## RECORDS PROVIDED
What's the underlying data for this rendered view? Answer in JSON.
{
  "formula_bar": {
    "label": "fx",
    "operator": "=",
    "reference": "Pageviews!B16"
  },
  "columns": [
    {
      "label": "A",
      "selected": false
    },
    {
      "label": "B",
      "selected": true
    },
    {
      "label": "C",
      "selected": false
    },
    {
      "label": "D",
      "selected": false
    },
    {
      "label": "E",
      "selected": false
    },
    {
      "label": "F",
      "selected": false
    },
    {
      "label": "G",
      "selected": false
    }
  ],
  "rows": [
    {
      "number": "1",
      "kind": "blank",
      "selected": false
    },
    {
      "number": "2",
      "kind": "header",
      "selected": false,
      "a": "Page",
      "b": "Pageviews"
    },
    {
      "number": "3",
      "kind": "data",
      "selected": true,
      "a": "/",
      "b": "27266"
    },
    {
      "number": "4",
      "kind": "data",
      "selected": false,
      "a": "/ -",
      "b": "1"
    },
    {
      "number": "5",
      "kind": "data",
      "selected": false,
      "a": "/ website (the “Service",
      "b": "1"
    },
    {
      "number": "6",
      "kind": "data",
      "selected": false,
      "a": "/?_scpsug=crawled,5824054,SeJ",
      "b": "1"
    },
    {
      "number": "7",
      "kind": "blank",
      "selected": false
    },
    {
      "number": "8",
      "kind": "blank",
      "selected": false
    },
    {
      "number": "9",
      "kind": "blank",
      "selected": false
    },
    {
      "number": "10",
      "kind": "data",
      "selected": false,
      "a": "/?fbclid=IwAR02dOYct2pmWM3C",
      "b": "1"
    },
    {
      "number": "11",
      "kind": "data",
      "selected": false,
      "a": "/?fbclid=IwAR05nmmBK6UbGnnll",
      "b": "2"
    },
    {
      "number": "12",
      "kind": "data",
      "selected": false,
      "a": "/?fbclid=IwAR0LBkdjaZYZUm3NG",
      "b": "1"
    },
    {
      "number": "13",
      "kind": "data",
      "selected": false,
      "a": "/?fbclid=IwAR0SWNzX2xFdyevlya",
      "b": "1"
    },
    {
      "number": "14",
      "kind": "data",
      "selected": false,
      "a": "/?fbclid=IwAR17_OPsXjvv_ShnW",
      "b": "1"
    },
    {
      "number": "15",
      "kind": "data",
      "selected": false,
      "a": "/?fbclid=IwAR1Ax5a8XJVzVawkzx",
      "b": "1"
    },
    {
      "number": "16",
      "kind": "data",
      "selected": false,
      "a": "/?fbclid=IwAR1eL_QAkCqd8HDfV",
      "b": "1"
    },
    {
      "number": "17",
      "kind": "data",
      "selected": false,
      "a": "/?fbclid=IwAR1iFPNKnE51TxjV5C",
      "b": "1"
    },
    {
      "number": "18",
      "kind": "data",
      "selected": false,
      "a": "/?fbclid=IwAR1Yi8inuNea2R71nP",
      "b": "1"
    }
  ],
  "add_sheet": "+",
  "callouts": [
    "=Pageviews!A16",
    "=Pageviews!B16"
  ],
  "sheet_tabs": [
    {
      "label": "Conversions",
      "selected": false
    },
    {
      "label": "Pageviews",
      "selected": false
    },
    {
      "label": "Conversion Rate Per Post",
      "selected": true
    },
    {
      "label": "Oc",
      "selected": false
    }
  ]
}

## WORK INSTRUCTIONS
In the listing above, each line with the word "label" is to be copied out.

## TASK RESPONSE
    "label": "fx",
      "label": "A",
      "label": "B",
      "label": "C",
      "label": "D",
      "label": "E",
      "label": "F",
      "label": "G",
      "label": "Conversions",
      "label": "Pageviews",
      "label": "Conversion Rate Per Post",
      "label": "Oc",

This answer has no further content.